Resource Library

Church Sells to Group Serving Autistic Children

Resource from Outside Organization
Resource Library

Church Sells to Group Serving Autistic Children

Photo of the front of Davis Street UMC, a large brick church with four white columns in the front.
Davis Street UMC is located near downtown Burlington, NC and is selling its campus to be used to provide therapeutic services to children with autism. Photo courtesy of Wesley Community Development.

Republished with permission from Wesley Community Development news. By Mack King, Senior Director of Real Estate Services for Wesley.

Faced with dwindling membership, rising property costs and an uncertain future, one local church in Burlington NC has found a way to carry forward its mission to love God and serve neighbor, even though it means saying goodbye to its home of 120+ years.

Davis Street United Methodist Church will sell its campus near downtown to a group that provides therapeutic rehabilitation for children with autism. Church leaders say the life-changing work done by Kare Partners fits well with the congregation’s history of community outreach.

Though the singing and praying will come to an end, the Davis Street campus will remain Wesleyan in DNA, says Rev. Edgar DeJesus, the church’s pastor.

“The story of Davis Street Church is embedded in the building,” he said. “My prayer is that as God entrusts this sacred space to Kare Partners, that story can be told and shared for generations.”

The two parties connected through Wesley Community Development, a United Methodist-affiliated, non-profit organization that helps churches re-purpose and/or sell property with an eye toward sustainable ministry.

As aging congregations contend with building and maintenance costs, Wesley has fielded greater interest in finding innovative re-uses of church property. The Wesley team helps clergy and lay leaders consider ways to turn facilities into assets rather than burdens.

“Davis Street took this walk faithfully and prayerfully,” said Wesley President Joel Gilland. “This is the core work of Wesley, creating a positive outcome for ministry within the context of realities. The church was never the campus, and the campus was never the church. We assist in navigating that conversation.”

With its white steeple and 50-foot Tuscan columns, Davis Street served for generations as a stately presence overlooking a residential neighborhood. But the congregation hasn’t attracted younger churchgoers. About 30 people attend worship on a typical Sunday. Offices and classrooms sit mostly unused. All the while, upkeep on the 27,000-square-foot building gets more expensive.

A ‘better use of this building’

A sustainability task force comprised of church leaders spent two years in consultation with the Wesley team to chart a way forward.

“While we do have funds for repairs and modifications, we started looking at who’s going to be here to utilize the building?” said Vicki Ambrose, vice chair of the Church Council. “The better use of this building is for us to vacate.”
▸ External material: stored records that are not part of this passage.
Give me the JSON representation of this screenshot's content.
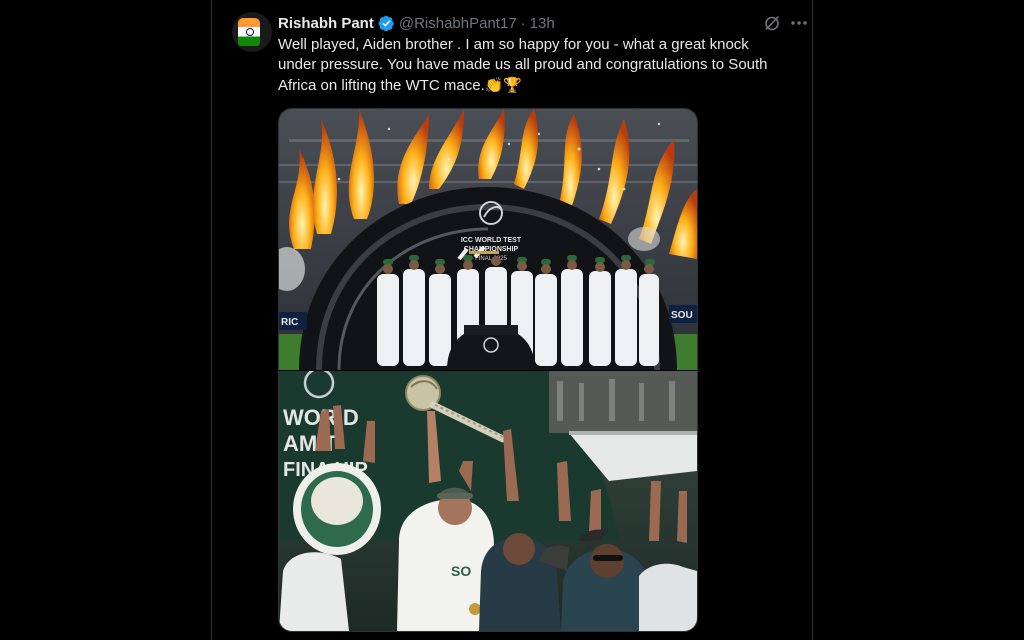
{
  "tweet": {
    "author_name": "Rishabh Pant",
    "handle": "@RishabhPant17",
    "separator": "·",
    "time": "13h",
    "text_line1": "Well played, Aiden brother . I am so happy for you - what a great knock",
    "text_line2": "under pressure. You have made us all proud and congratulations to South",
    "text_line3": "Africa on lifting the WTC mace.",
    "emojis": "👏🏆"
  },
  "media": {
    "top_photo": {
      "board_line1": "ICC WORLD TEST",
      "board_line2": "CHAMPIONSHIP",
      "board_line3": "FINAL 2025",
      "left_edge": "RIC",
      "right_edge": "SOU"
    },
    "bottom_photo": {
      "board_line1": "WOR D",
      "board_line2": "AM  T",
      "board_line3": "FINA  HIP",
      "shirt": "SO"
    }
  },
  "icons": {
    "avatar": "india-flag-avatar",
    "verified": "verified-badge-icon",
    "grok": "grok-icon",
    "more": "more-icon"
  },
  "colors": {
    "background": "#000000",
    "text": "#e7e9ea",
    "secondary": "#71767b",
    "verified": "#1d9bf0",
    "border": "#2f3336"
  }
}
Founded in 2005, Gastonia-based Kare Partners provides services in cardiac, neuro and orthopedic rehabilitation. Its fastest-growing arm, Compleat KiDZ, offers a form of care known as Applied Behavior Analysis, the only evidence-based approach to autism treatment. Therapists teach skills like speech and communication, focus and attention, social skills and self-help skills.
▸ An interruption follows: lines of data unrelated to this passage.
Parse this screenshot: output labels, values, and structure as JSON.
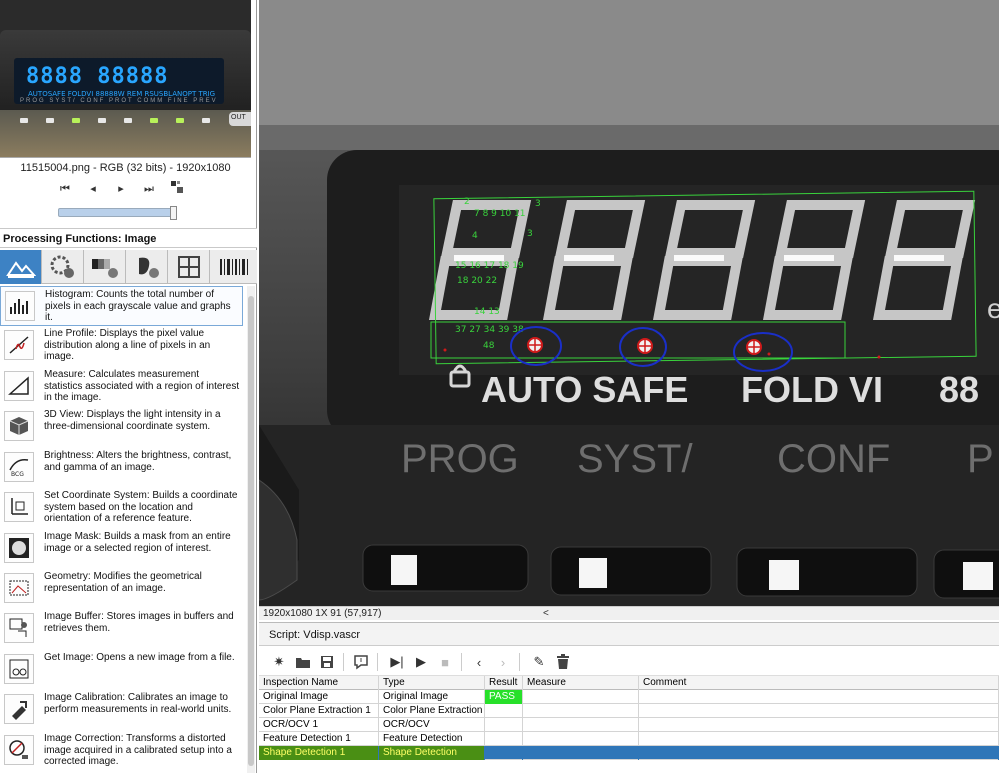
{
  "image_info": "11515004.png - RGB (32 bits) - 1920x1080",
  "thumbnail": {
    "digits": "8888 88888",
    "small": "AUTOSAFE  FOLDVI   88888W REM RSUSBLANOPT TRIG",
    "labels": "PROG SYST/ CONF PROT COMM FINE PREV",
    "out": "OUT"
  },
  "nav_icons": [
    "first-frame-icon",
    "prev-frame-icon",
    "play-icon",
    "last-frame-icon",
    "frame-grid-icon"
  ],
  "processing": {
    "header": "Processing Functions: Image",
    "tabs": [
      "image-tab",
      "color-tab",
      "grayscale-tab",
      "binary-tab",
      "machine-vision-tab",
      "identification-tab"
    ],
    "functions": [
      {
        "icon": "histogram-icon",
        "text": "Histogram:  Counts the total number of pixels in each grayscale value and graphs it."
      },
      {
        "icon": "line-profile-icon",
        "text": "Line Profile:  Displays the pixel value distribution along a line of pixels in an image."
      },
      {
        "icon": "measure-icon",
        "text": "Measure:  Calculates measurement statistics associated with a region of interest in the image."
      },
      {
        "icon": "3d-view-icon",
        "text": "3D View:  Displays the light intensity in a three-dimensional coordinate system."
      },
      {
        "icon": "brightness-icon",
        "text": "Brightness:  Alters the brightness, contrast, and gamma of an image."
      },
      {
        "icon": "coordinate-system-icon",
        "text": "Set Coordinate System:  Builds a coordinate system based on the location and orientation of a reference feature."
      },
      {
        "icon": "image-mask-icon",
        "text": "Image Mask:  Builds a mask from an entire image or a selected region of interest."
      },
      {
        "icon": "geometry-icon",
        "text": "Geometry:  Modifies the geometrical representation of an image."
      },
      {
        "icon": "image-buffer-icon",
        "text": "Image Buffer:  Stores images in buffers and retrieves them."
      },
      {
        "icon": "get-image-icon",
        "text": "Get Image:  Opens a new image from a file."
      },
      {
        "icon": "image-calibration-icon",
        "text": "Image Calibration:  Calibrates an image to perform measurements in real-world units."
      },
      {
        "icon": "image-correction-icon",
        "text": "Image Correction:  Transforms a distorted image acquired in a calibrated setup into a corrected image."
      }
    ]
  },
  "main_image": {
    "front_labels": [
      "AUTO SAFE",
      "FOLD VI",
      "88"
    ],
    "panel_labels": [
      "PROG",
      "SYST/",
      "CONF",
      "P"
    ],
    "small_letter": "e"
  },
  "status": {
    "text": "1920x1080 1X 91    (57,917)",
    "arrow": "<"
  },
  "script": {
    "title": "Script: Vdisp.vascr",
    "columns": [
      "Inspection Name",
      "Type",
      "Result",
      "Measure",
      "Comment"
    ],
    "rows": [
      {
        "name": "Original Image",
        "type": "Original Image",
        "result": "PASS",
        "measure": "",
        "comment": ""
      },
      {
        "name": "Color Plane Extraction 1",
        "type": "Color Plane Extraction",
        "result": "",
        "measure": "",
        "comment": ""
      },
      {
        "name": "OCR/OCV 1",
        "type": "OCR/OCV",
        "result": "",
        "measure": "",
        "comment": ""
      },
      {
        "name": "Feature Detection 1",
        "type": "Feature Detection",
        "result": "",
        "measure": "",
        "comment": ""
      },
      {
        "name": "Shape Detection 1",
        "type": "Shape Detection",
        "result": "",
        "measure": "",
        "comment": ""
      }
    ]
  },
  "colors": {
    "pass": "#27e02a",
    "selected_row": "#2f76b8",
    "overlay_green": "#39d23c",
    "circle_blue": "#1a2fc8"
  }
}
The fellowship hall, classrooms and playground at Davis Street are well-suited for these activities. Kare Partners envisions the sanctuary as a community-oriented bakery and coffee shop that would employ young people with special needs.

“We want to be good caretakers,” said CEO Adi Khindaria. “Hopefully, we’ll take all the goodwill that’s been built up over the last 100 years and pass it on to kiddos who come to us.”

The Burlington City Council unanimously approved a rezoning at its Sept. 20 meeting, clearing the way for the project to move forward.

Kare Partners offered to let Davis Street congregation continue worshipping in the sanctuary through Christmas, a reflection of the collegial relationship that has taken root. After that point, church leaders hope to share space with an existing church.

While saying goodbye will be difficult, the people of Davis Street can give thanks for the next chapter of their spiritual home. “It’s going to be used,” Vicki Ambrose said, “for something in keeping with the mission of the church.”



Wesley Community Development

Visit to learn more about their services.

This story is part of Lake Institute’s story collection, the Faithful Generosity Story Shelf, which highlights congregations and other religious organizations who have sought to use their assets and resources in creative—and sometimes surprising—ways as an expression of faithful giving.

Each entry in our Story Shelf is short enough to be read and discussed during a committee meeting or other group gathering. Our hope is that these accessible vignettes will spark new questions, conversation, and imagination among clergy and laity about what might be possible with the funds, buildings, land, and other resources in their care. If you know a story that should be included in the Story Shelf, suggest it here.


DATE: December 15, 2022
TYPE: Story/Case Study
SOURCE: Faithful Generosity Story Shelf, Outside Organization, Selling/Donating Property
KEYWORDS: Property
AUTHOR: Mack King